▶ What you have to do
Your task is to filter the data below down to the lines holding "hint".

▶ Excerpts from an interface dataset
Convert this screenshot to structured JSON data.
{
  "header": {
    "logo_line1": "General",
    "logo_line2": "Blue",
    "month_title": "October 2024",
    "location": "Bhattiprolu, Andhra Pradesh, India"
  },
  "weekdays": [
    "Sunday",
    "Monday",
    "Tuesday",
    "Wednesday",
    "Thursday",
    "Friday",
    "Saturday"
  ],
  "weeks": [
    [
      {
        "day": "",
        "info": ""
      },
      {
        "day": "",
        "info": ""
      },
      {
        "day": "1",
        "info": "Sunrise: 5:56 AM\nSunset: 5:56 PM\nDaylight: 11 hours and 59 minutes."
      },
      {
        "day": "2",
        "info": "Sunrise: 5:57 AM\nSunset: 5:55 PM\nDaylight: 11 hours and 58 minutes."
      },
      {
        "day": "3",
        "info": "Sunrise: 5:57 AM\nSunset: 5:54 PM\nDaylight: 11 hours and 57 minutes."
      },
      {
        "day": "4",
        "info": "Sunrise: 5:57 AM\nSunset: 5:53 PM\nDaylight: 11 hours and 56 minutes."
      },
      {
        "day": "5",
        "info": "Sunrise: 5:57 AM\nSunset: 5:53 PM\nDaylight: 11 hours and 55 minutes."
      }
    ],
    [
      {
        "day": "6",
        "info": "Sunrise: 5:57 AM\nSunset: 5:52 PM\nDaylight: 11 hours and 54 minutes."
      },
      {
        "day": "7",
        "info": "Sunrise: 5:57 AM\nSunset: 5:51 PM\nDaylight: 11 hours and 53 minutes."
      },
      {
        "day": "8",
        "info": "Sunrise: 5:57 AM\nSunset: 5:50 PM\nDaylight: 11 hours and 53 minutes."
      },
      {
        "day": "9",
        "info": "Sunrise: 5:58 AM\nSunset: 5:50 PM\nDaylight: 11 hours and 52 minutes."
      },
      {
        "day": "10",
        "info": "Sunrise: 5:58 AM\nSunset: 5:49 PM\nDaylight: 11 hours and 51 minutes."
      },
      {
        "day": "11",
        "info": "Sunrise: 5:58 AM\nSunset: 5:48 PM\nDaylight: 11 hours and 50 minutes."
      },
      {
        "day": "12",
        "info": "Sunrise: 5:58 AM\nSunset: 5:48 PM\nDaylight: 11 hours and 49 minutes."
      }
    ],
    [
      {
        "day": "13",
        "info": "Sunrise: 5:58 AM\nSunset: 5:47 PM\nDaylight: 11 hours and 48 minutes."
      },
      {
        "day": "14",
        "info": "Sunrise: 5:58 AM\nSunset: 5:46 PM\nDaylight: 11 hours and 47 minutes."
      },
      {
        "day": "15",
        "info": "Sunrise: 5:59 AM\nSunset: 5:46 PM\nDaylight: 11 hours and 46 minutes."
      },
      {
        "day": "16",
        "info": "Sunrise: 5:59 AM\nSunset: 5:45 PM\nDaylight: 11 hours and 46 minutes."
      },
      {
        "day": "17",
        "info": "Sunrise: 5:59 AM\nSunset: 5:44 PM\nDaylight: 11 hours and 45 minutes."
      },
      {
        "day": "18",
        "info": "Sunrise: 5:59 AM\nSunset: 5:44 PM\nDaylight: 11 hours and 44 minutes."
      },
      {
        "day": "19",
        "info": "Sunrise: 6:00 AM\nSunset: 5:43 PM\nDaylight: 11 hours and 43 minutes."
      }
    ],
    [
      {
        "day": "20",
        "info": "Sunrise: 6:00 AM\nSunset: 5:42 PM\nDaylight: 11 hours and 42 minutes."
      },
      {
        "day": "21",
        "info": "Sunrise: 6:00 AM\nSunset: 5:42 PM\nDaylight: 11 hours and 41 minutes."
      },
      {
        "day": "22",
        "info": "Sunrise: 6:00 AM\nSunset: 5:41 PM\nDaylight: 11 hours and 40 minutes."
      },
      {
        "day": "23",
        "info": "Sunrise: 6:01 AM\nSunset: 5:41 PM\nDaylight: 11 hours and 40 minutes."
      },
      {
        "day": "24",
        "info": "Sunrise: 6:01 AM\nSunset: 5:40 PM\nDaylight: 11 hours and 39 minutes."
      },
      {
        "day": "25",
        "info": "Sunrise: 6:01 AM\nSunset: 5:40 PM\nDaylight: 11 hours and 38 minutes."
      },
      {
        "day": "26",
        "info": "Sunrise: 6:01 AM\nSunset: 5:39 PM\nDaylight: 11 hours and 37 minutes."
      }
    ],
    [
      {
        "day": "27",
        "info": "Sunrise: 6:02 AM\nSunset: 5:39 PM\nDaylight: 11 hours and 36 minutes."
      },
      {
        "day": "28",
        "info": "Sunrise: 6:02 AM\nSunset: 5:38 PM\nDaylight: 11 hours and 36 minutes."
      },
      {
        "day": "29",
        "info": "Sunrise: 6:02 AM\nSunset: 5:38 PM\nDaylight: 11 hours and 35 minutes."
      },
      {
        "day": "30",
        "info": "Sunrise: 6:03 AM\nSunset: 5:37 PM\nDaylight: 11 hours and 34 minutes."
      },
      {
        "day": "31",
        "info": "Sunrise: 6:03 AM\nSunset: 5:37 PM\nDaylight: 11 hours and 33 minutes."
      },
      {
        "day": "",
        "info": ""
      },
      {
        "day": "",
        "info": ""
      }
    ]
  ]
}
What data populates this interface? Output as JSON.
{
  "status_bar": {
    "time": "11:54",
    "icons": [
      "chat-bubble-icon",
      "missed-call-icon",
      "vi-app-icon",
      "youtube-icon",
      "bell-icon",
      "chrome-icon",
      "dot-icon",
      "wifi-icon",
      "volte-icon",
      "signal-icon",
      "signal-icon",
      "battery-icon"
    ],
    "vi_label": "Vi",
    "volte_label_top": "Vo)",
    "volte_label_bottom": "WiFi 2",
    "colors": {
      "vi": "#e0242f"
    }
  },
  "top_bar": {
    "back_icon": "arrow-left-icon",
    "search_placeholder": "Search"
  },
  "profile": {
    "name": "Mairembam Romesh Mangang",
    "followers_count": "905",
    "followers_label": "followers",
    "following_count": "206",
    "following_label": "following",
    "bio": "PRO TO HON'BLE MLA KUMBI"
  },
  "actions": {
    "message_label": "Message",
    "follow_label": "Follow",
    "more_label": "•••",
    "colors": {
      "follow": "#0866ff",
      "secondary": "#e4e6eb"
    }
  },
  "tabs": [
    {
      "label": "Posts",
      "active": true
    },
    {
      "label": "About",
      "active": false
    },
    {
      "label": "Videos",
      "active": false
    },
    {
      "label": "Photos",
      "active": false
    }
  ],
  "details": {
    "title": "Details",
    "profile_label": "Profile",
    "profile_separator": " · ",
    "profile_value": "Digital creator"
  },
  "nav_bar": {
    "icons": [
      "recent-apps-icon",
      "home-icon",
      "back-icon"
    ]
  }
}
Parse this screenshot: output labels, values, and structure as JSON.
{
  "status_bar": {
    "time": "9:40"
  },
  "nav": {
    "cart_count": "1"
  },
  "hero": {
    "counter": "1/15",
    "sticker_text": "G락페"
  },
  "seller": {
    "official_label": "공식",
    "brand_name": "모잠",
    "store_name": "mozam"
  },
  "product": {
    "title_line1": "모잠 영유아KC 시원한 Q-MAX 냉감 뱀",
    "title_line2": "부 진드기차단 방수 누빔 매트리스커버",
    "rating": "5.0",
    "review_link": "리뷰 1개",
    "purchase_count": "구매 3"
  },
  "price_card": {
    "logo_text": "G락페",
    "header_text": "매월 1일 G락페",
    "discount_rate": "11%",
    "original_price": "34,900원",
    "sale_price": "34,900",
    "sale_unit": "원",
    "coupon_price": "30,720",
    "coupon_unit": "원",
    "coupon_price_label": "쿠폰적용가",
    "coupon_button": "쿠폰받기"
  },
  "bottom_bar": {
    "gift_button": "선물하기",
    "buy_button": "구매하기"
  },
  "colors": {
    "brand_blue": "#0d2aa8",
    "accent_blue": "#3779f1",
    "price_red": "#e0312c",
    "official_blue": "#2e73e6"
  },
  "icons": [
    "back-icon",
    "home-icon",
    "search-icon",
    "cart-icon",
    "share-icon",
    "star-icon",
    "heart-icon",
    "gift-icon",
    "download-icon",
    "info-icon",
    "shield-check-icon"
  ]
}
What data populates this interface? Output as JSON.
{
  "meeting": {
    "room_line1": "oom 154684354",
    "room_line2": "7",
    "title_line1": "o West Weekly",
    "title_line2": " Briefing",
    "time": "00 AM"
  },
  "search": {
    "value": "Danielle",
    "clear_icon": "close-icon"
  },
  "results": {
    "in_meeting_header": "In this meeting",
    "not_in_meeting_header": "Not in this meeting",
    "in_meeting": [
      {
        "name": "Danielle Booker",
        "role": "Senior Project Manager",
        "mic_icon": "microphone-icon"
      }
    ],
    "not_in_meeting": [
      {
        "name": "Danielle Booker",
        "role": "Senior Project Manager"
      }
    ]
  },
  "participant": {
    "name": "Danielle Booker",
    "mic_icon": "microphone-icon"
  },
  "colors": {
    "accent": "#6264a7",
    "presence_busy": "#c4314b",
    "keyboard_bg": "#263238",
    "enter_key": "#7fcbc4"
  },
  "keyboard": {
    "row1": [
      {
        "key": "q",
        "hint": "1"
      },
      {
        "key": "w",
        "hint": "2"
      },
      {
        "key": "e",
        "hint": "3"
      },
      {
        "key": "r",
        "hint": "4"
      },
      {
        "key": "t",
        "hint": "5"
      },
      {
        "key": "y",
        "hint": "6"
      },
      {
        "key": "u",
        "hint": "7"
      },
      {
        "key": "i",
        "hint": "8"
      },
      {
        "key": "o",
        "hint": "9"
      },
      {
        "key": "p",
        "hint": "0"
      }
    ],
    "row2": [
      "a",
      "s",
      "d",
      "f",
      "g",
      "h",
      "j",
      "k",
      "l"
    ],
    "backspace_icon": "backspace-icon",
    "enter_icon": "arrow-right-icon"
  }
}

▶ Exercise result
        "hint": "1"
        "hint": "2"
        "hint": "3"
        "hint": "4"
        "hint": "5"
        "hint": "6"
        "hint": "7"
        "hint": "8"
        "hint": "9"
        "hint": "0"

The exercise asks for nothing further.